The Portland population is overwhelming in support of improved national bicycle safety laws, the ones on the ballot should easily pass. (Portland is one of the biggest bicycling cities in the US).

We took a survey of seniors in Mr. Anderson's 7th period TOK class and they were overwhelming in support of getting more holidays.

http://onegoodmove.org/fallacy/unrep.htm
What is the fallacy referred to as statistical accident?
The statistical accident fallacy occurs when a general rule is applies when the circumstances indicate it should be an occasion of exception to the rule instead.

Example:
Taylor always comes to school and never misses a day. (If he's not there he might be sick)

Killing someone is always wrong. (what if they break into your house an attack you)

http://onegoodmove.org/fallacy/accident.htm
What is the fallacy of converse statistical accident?
The fallacy of converse accident occurs when an exception is used in justification when a generalization should have been used instead. It is the inverse of the statistical accident fallacy.

Example:
Since we use highly addictive drugs on medical patients, everyone should have access to them.

You let Robert leave the class to go to the bathroom, you should let everyone leave.

http://onegoodmove.org/fallacy/convacc.htm
What is the logic fallacy complex clause?
Complex cause is where the end result is caused by a variety factors, of which the identified cause is only a single part. Also used to refer in circular cases where the effect is part of the cause.

Example:
The redwood in my yard grew bigger, then yours because it got more sun. (That might be, but it was also watered more, was in a wider space, and wasn't trimmed yearly like ours).

http://onegoodmove.org/fallacy/complex.htm
What is logic fallacy affirming the consequent?
Affirming the consequent is where assume If A then B, B therefore A.

Example:
All orangutans are monkeys, thus all monkey are orangutans (clearly now true).

All cross country runners run, thus everyone who runs is a cross country runner.

http://onegoodmove.org/fallacy/affirm.htm
What is the fallacy denying the antecedent?
Any argument where it is, If A then B if not A therefore, not B.

Example:
If you run then you stay in shape. But you don't run. Thus, you are not in shape. (there are other ways to stay in shape)

All orangutans are monkeys. But this is not an orangutan. Thus it is not a monkey.

http://onegoodmove.org/fallacy/deny.htm
What is the logic problem of inconsistency?
The logic fallacy of inconsistency is where more then one claim is asserted, but they cannot all be true because some are contradictory.

Example:
Robert is younger then Sally. Sally is younger then Joe. Joe is younger then Robert.

Robert and Rebecca are the same height.
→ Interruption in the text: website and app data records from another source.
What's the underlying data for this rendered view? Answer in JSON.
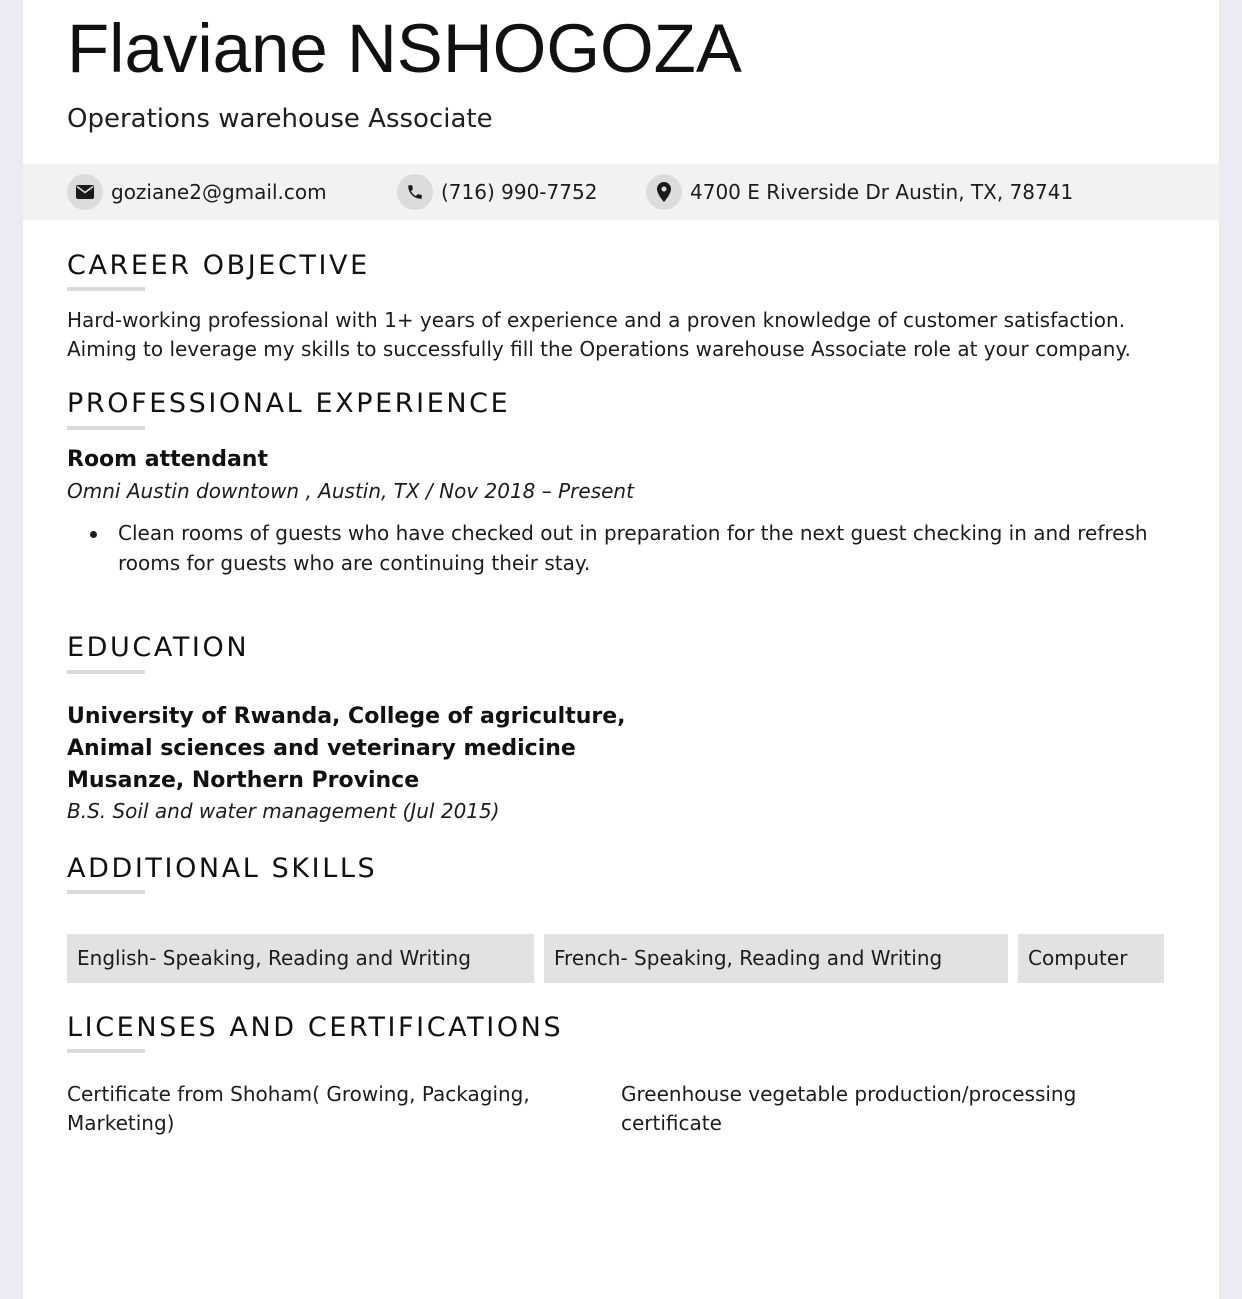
{
  "header": {
    "name": "Flaviane NSHOGOZA",
    "job_title": "Operations warehouse Associate"
  },
  "contact": {
    "email": "goziane2@gmail.com",
    "phone": "(716) 990-7752",
    "address": "4700 E Riverside Dr Austin, TX, 78741",
    "icons": [
      "envelope-icon",
      "phone-icon",
      "location-pin-icon"
    ]
  },
  "career_objective": {
    "heading": "CAREER OBJECTIVE",
    "line1": "Hard-working professional with 1+ years of experience and a proven knowledge of customer satisfaction.",
    "line2": "Aiming to leverage my skills to successfully fill the Operations warehouse Associate role at your company."
  },
  "experience": {
    "heading": "PROFESSIONAL EXPERIENCE",
    "jobs": [
      {
        "title": "Room attendant",
        "subtitle": "Omni Austin downtown , Austin, TX / Nov 2018 – Present",
        "bullets": [
          "Clean rooms of guests who have checked out in preparation for the next guest checking in and refresh rooms for guests who are continuing their stay."
        ]
      }
    ]
  },
  "education": {
    "heading": "EDUCATION",
    "lines": [
      "University of Rwanda, College of agriculture,",
      "Animal sciences and veterinary medicine",
      "Musanze, Northern Province"
    ],
    "degree": "B.S. Soil and water management (Jul 2015)"
  },
  "skills": {
    "heading": "ADDITIONAL SKILLS",
    "items": [
      "English- Speaking, Reading and Writing",
      "French- Speaking, Reading and Writing",
      "Computer"
    ]
  },
  "certifications": {
    "heading": "LICENSES AND CERTIFICATIONS",
    "items": [
      "Certificate from Shoham( Growing, Packaging, Marketing)",
      "Greenhouse vegetable production/processing certificate"
    ]
  },
  "colors": {
    "background": "#eceaf2",
    "page": "#ffffff",
    "contact_bar": "#f2f2f2",
    "chip": "#e2e2e2",
    "rule": "#dadada",
    "text": "#1a1a1a"
  }
}
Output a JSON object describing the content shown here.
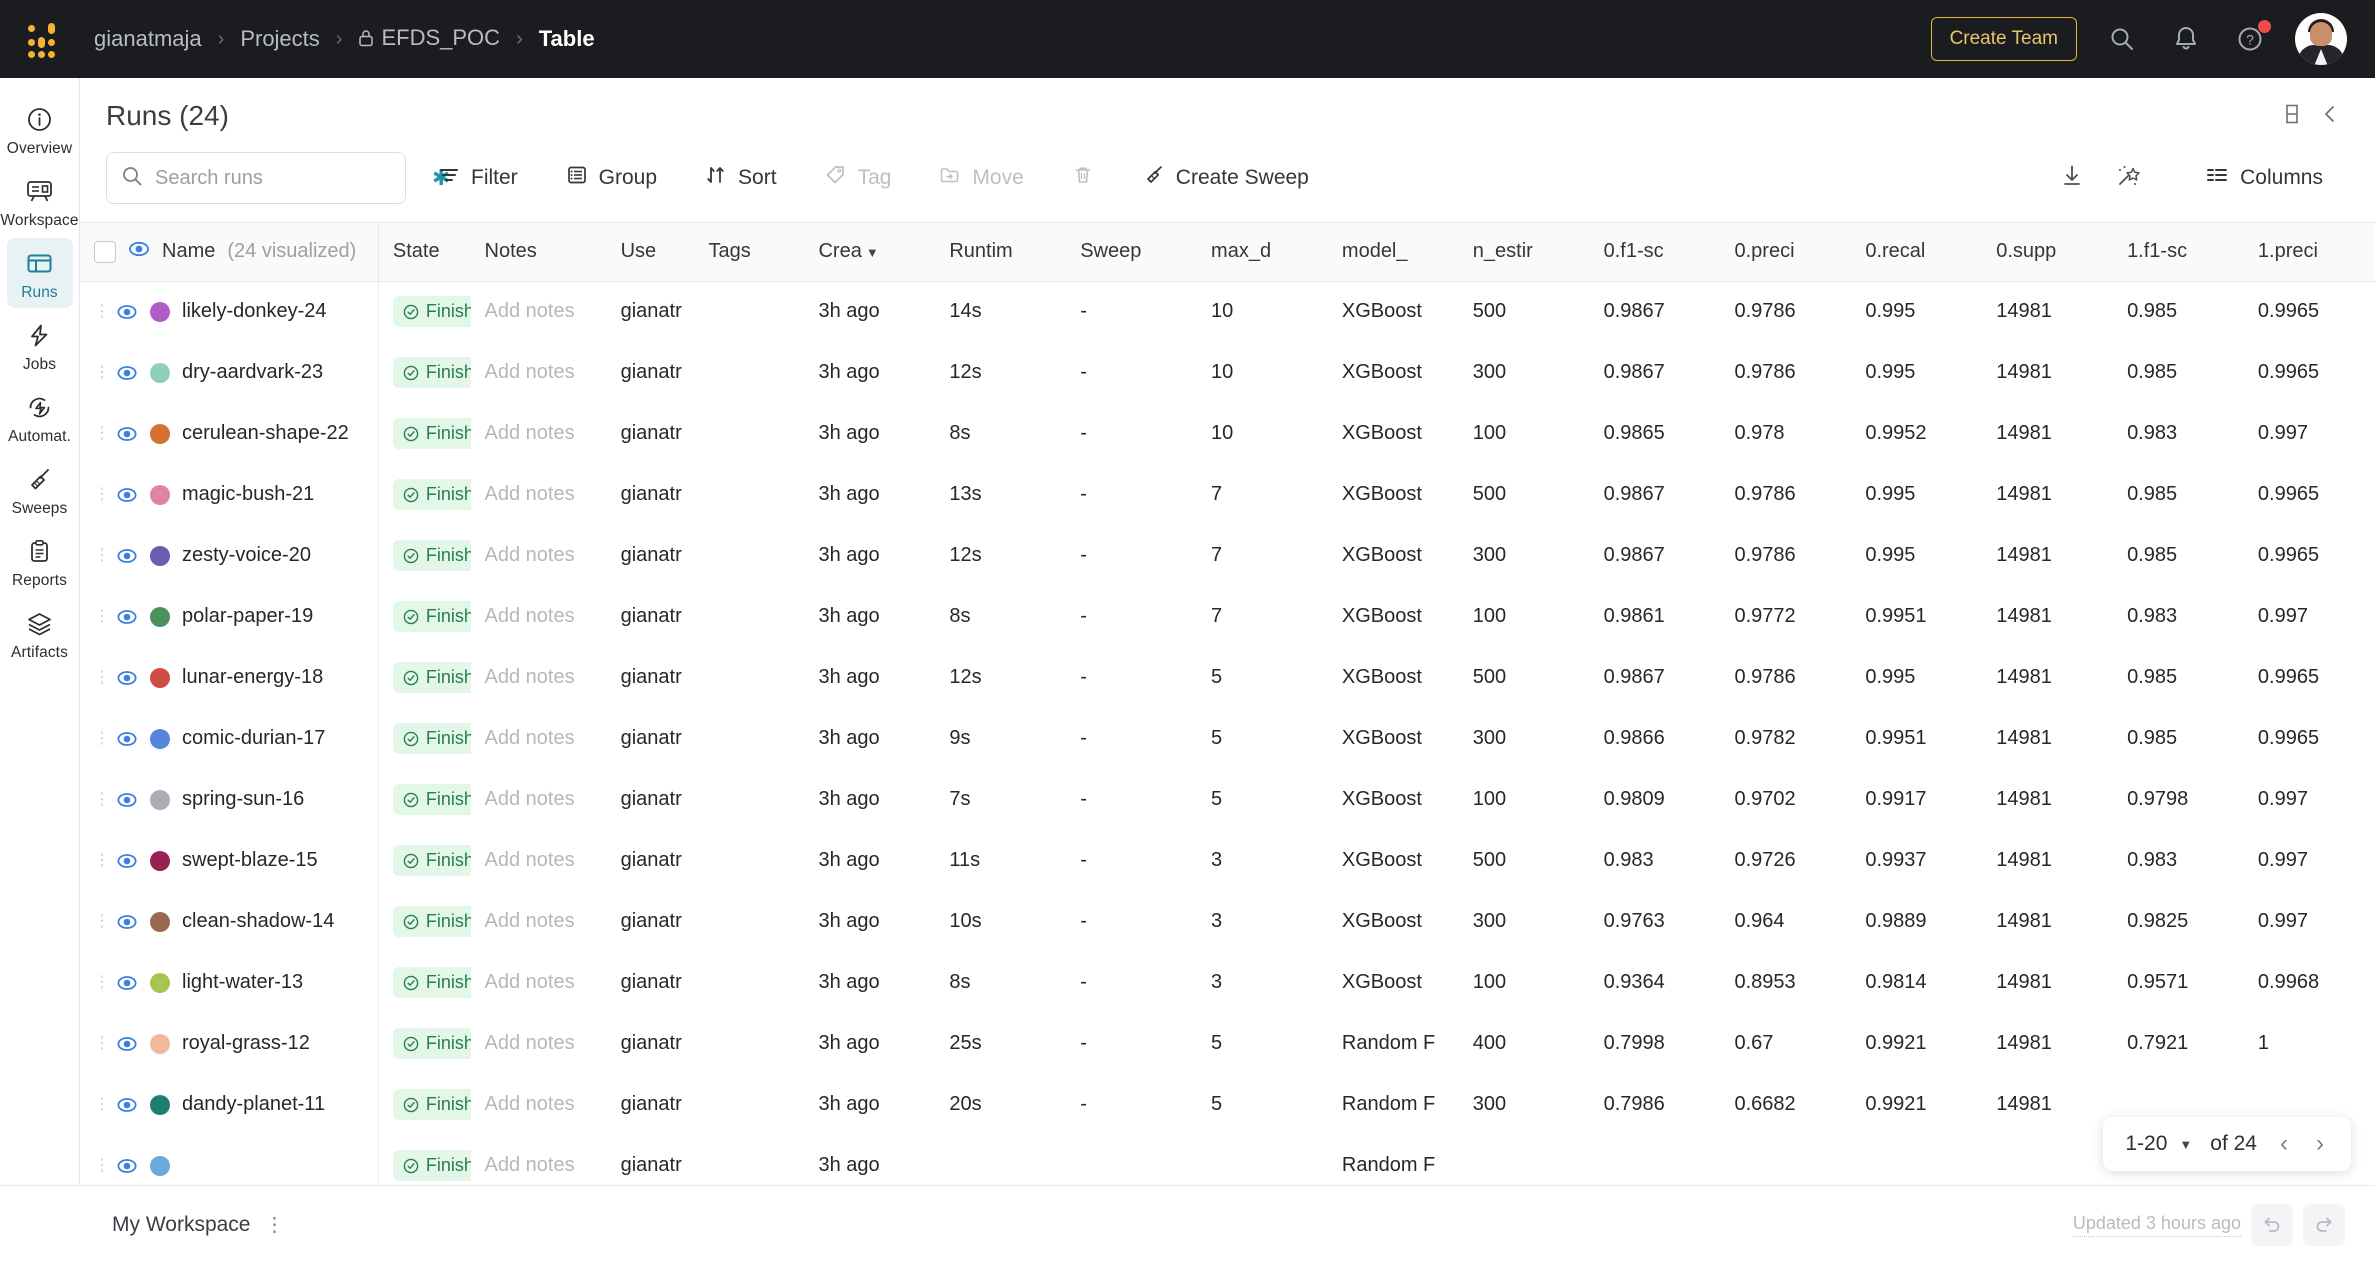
{
  "header": {
    "breadcrumbs": [
      {
        "label": "gianatmaja",
        "icon": null,
        "active": false
      },
      {
        "label": "Projects",
        "icon": null,
        "active": false
      },
      {
        "label": "EFDS_POC",
        "icon": "lock-icon",
        "active": false
      },
      {
        "label": "Table",
        "icon": null,
        "active": true
      }
    ],
    "create_team_label": "Create Team",
    "icons": [
      "search-icon",
      "bell-icon",
      "help-icon"
    ],
    "help_has_badge": true
  },
  "sidebar": {
    "items": [
      {
        "label": "Overview",
        "icon": "info-circle-icon",
        "active": false
      },
      {
        "label": "Workspace",
        "icon": "workspace-icon",
        "active": false
      },
      {
        "label": "Runs",
        "icon": "runs-table-icon",
        "active": true
      },
      {
        "label": "Jobs",
        "icon": "bolt-icon",
        "active": false
      },
      {
        "label": "Automat.",
        "icon": "automation-icon",
        "active": false
      },
      {
        "label": "Sweeps",
        "icon": "broom-icon",
        "active": false
      },
      {
        "label": "Reports",
        "icon": "clipboard-icon",
        "active": false
      },
      {
        "label": "Artifacts",
        "icon": "layers-icon",
        "active": false
      }
    ]
  },
  "page": {
    "title": "Runs (24)",
    "panel_icon": "panel-split-icon",
    "collapse_icon": "chevron-left-icon"
  },
  "toolbar": {
    "search_placeholder": "Search runs",
    "search_value": "",
    "sparkle_icon": "sparkle-icon",
    "buttons": [
      {
        "label": "Filter",
        "icon": "filter-icon",
        "disabled": false
      },
      {
        "label": "Group",
        "icon": "group-icon",
        "disabled": false
      },
      {
        "label": "Sort",
        "icon": "sort-icon",
        "disabled": false
      },
      {
        "label": "Tag",
        "icon": "tag-icon",
        "disabled": true
      },
      {
        "label": "Move",
        "icon": "move-icon",
        "disabled": true
      },
      {
        "label": "",
        "icon": "trash-icon",
        "disabled": true
      },
      {
        "label": "Create Sweep",
        "icon": "broom-icon",
        "disabled": false
      }
    ],
    "right_buttons": [
      {
        "label": "",
        "icon": "download-icon"
      },
      {
        "label": "",
        "icon": "magic-wand-icon"
      },
      {
        "label": "Columns",
        "icon": "columns-icon"
      }
    ]
  },
  "table": {
    "name_header": "Name",
    "name_header_sub": "(24 visualized)",
    "columns": [
      {
        "key": "state",
        "label": "State",
        "sorted": false
      },
      {
        "key": "notes",
        "label": "Notes",
        "sorted": false
      },
      {
        "key": "user",
        "label": "Use",
        "sorted": false
      },
      {
        "key": "tags",
        "label": "Tags",
        "sorted": false
      },
      {
        "key": "crea",
        "label": "Crea",
        "sorted": true
      },
      {
        "key": "runtime",
        "label": "Runtim",
        "sorted": false
      },
      {
        "key": "sweep",
        "label": "Sweep",
        "sorted": false
      },
      {
        "key": "max_d",
        "label": "max_d",
        "sorted": false
      },
      {
        "key": "model",
        "label": "model_",
        "sorted": false
      },
      {
        "key": "n_est",
        "label": "n_estir",
        "sorted": false
      },
      {
        "key": "f1_0",
        "label": "0.f1-sc",
        "sorted": false
      },
      {
        "key": "prec_0",
        "label": "0.preci",
        "sorted": false
      },
      {
        "key": "rec_0",
        "label": "0.recal",
        "sorted": false
      },
      {
        "key": "sup_0",
        "label": "0.supp",
        "sorted": false
      },
      {
        "key": "f1_1",
        "label": "1.f1-sc",
        "sorted": false
      },
      {
        "key": "prec_1",
        "label": "1.preci",
        "sorted": false
      }
    ],
    "rows": [
      {
        "name": "likely-donkey-24",
        "color": "#b05ec4",
        "state": "Finished",
        "notes": "Add notes",
        "user": "gianatr",
        "tags": "",
        "crea": "3h ago",
        "runtime": "14s",
        "sweep": "-",
        "max_d": "10",
        "model": "XGBoost",
        "n_est": "500",
        "f1_0": "0.9867",
        "prec_0": "0.9786",
        "rec_0": "0.995",
        "sup_0": "14981",
        "f1_1": "0.985",
        "prec_1": "0.9965"
      },
      {
        "name": "dry-aardvark-23",
        "color": "#8fcfbd",
        "state": "Finished",
        "notes": "Add notes",
        "user": "gianatr",
        "tags": "",
        "crea": "3h ago",
        "runtime": "12s",
        "sweep": "-",
        "max_d": "10",
        "model": "XGBoost",
        "n_est": "300",
        "f1_0": "0.9867",
        "prec_0": "0.9786",
        "rec_0": "0.995",
        "sup_0": "14981",
        "f1_1": "0.985",
        "prec_1": "0.9965"
      },
      {
        "name": "cerulean-shape-22",
        "color": "#d4712c",
        "state": "Finished",
        "notes": "Add notes",
        "user": "gianatr",
        "tags": "",
        "crea": "3h ago",
        "runtime": "8s",
        "sweep": "-",
        "max_d": "10",
        "model": "XGBoost",
        "n_est": "100",
        "f1_0": "0.9865",
        "prec_0": "0.978",
        "rec_0": "0.9952",
        "sup_0": "14981",
        "f1_1": "0.983",
        "prec_1": "0.997"
      },
      {
        "name": "magic-bush-21",
        "color": "#e083a6",
        "state": "Finished",
        "notes": "Add notes",
        "user": "gianatr",
        "tags": "",
        "crea": "3h ago",
        "runtime": "13s",
        "sweep": "-",
        "max_d": "7",
        "model": "XGBoost",
        "n_est": "500",
        "f1_0": "0.9867",
        "prec_0": "0.9786",
        "rec_0": "0.995",
        "sup_0": "14981",
        "f1_1": "0.985",
        "prec_1": "0.9965"
      },
      {
        "name": "zesty-voice-20",
        "color": "#6c5ab5",
        "state": "Finished",
        "notes": "Add notes",
        "user": "gianatr",
        "tags": "",
        "crea": "3h ago",
        "runtime": "12s",
        "sweep": "-",
        "max_d": "7",
        "model": "XGBoost",
        "n_est": "300",
        "f1_0": "0.9867",
        "prec_0": "0.9786",
        "rec_0": "0.995",
        "sup_0": "14981",
        "f1_1": "0.985",
        "prec_1": "0.9965"
      },
      {
        "name": "polar-paper-19",
        "color": "#4d9059",
        "state": "Finished",
        "notes": "Add notes",
        "user": "gianatr",
        "tags": "",
        "crea": "3h ago",
        "runtime": "8s",
        "sweep": "-",
        "max_d": "7",
        "model": "XGBoost",
        "n_est": "100",
        "f1_0": "0.9861",
        "prec_0": "0.9772",
        "rec_0": "0.9951",
        "sup_0": "14981",
        "f1_1": "0.983",
        "prec_1": "0.997"
      },
      {
        "name": "lunar-energy-18",
        "color": "#cf4b44",
        "state": "Finished",
        "notes": "Add notes",
        "user": "gianatr",
        "tags": "",
        "crea": "3h ago",
        "runtime": "12s",
        "sweep": "-",
        "max_d": "5",
        "model": "XGBoost",
        "n_est": "500",
        "f1_0": "0.9867",
        "prec_0": "0.9786",
        "rec_0": "0.995",
        "sup_0": "14981",
        "f1_1": "0.985",
        "prec_1": "0.9965"
      },
      {
        "name": "comic-durian-17",
        "color": "#5583dd",
        "state": "Finished",
        "notes": "Add notes",
        "user": "gianatr",
        "tags": "",
        "crea": "3h ago",
        "runtime": "9s",
        "sweep": "-",
        "max_d": "5",
        "model": "XGBoost",
        "n_est": "300",
        "f1_0": "0.9866",
        "prec_0": "0.9782",
        "rec_0": "0.9951",
        "sup_0": "14981",
        "f1_1": "0.985",
        "prec_1": "0.9965"
      },
      {
        "name": "spring-sun-16",
        "color": "#a6adb5",
        "state": "Finished",
        "notes": "Add notes",
        "user": "gianatr",
        "tags": "",
        "crea": "3h ago",
        "runtime": "7s",
        "sweep": "-",
        "max_d": "5",
        "model": "XGBoost",
        "n_est": "100",
        "f1_0": "0.9809",
        "prec_0": "0.9702",
        "rec_0": "0.9917",
        "sup_0": "14981",
        "f1_1": "0.9798",
        "prec_1": "0.997"
      },
      {
        "name": "swept-blaze-15",
        "color": "#9b1f55",
        "state": "Finished",
        "notes": "Add notes",
        "user": "gianatr",
        "tags": "",
        "crea": "3h ago",
        "runtime": "11s",
        "sweep": "-",
        "max_d": "3",
        "model": "XGBoost",
        "n_est": "500",
        "f1_0": "0.983",
        "prec_0": "0.9726",
        "rec_0": "0.9937",
        "sup_0": "14981",
        "f1_1": "0.983",
        "prec_1": "0.997"
      },
      {
        "name": "clean-shadow-14",
        "color": "#9a6752",
        "state": "Finished",
        "notes": "Add notes",
        "user": "gianatr",
        "tags": "",
        "crea": "3h ago",
        "runtime": "10s",
        "sweep": "-",
        "max_d": "3",
        "model": "XGBoost",
        "n_est": "300",
        "f1_0": "0.9763",
        "prec_0": "0.964",
        "rec_0": "0.9889",
        "sup_0": "14981",
        "f1_1": "0.9825",
        "prec_1": "0.997"
      },
      {
        "name": "light-water-13",
        "color": "#a5c74f",
        "state": "Finished",
        "notes": "Add notes",
        "user": "gianatr",
        "tags": "",
        "crea": "3h ago",
        "runtime": "8s",
        "sweep": "-",
        "max_d": "3",
        "model": "XGBoost",
        "n_est": "100",
        "f1_0": "0.9364",
        "prec_0": "0.8953",
        "rec_0": "0.9814",
        "sup_0": "14981",
        "f1_1": "0.9571",
        "prec_1": "0.9968"
      },
      {
        "name": "royal-grass-12",
        "color": "#f0bb9c",
        "state": "Finished",
        "notes": "Add notes",
        "user": "gianatr",
        "tags": "",
        "crea": "3h ago",
        "runtime": "25s",
        "sweep": "-",
        "max_d": "5",
        "model": "Random F",
        "n_est": "400",
        "f1_0": "0.7998",
        "prec_0": "0.67",
        "rec_0": "0.9921",
        "sup_0": "14981",
        "f1_1": "0.7921",
        "prec_1": "1"
      },
      {
        "name": "dandy-planet-11",
        "color": "#1f7f6e",
        "state": "Finished",
        "notes": "Add notes",
        "user": "gianatr",
        "tags": "",
        "crea": "3h ago",
        "runtime": "20s",
        "sweep": "-",
        "max_d": "5",
        "model": "Random F",
        "n_est": "300",
        "f1_0": "0.7986",
        "prec_0": "0.6682",
        "rec_0": "0.9921",
        "sup_0": "14981",
        "f1_1": "",
        "prec_1": ""
      },
      {
        "name": "",
        "color": "#6aa9dd",
        "state": "Finished",
        "notes": "Add notes",
        "user": "gianatr",
        "tags": "",
        "crea": "3h ago",
        "runtime": "",
        "sweep": "",
        "max_d": "",
        "model": "Random F",
        "n_est": "",
        "f1_0": "",
        "prec_0": "",
        "rec_0": "",
        "sup_0": "",
        "f1_1": "",
        "prec_1": ""
      }
    ]
  },
  "pagination": {
    "range": "1-20",
    "of_label": "of 24",
    "prev_icon": "chevron-left-icon",
    "next_icon": "chevron-right-icon"
  },
  "footer": {
    "workspace": "My Workspace",
    "kebab_icon": "kebab-menu-icon",
    "updated": "Updated 3 hours ago",
    "undo_icon": "undo-icon",
    "redo_icon": "redo-icon"
  },
  "colors": {
    "accent": "#1d7f96",
    "brand_yellow": "#f5b335",
    "topbar_bg": "#1a1c1f",
    "finished_bg": "#e3f7e9",
    "finished_fg": "#2a7d4f"
  }
}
Tristan is shorter than Robert, but taller then Rebecca.

http://onegoodmove.org/fallacy/incon.htm
What is the genetic fallacy?
The genetic fallacy is the assumption since one thing B has its origin in another A, and properties possessed by A are also possessed by B. Sometimes this may be true sometimes not.

Example:
Like father, like son. My father is a incredibly smart so so will I.

My parents are democrats so when I grow up I will also be a democrat.

TC
What is the relatavist fallacy?
The retavist fallacy is when someone claims that "its true for me" and generally comes up when someone can't justfy their position.

Example:
I justify my belief in dragons with, "dragons are real to me even if they are not for you".

PT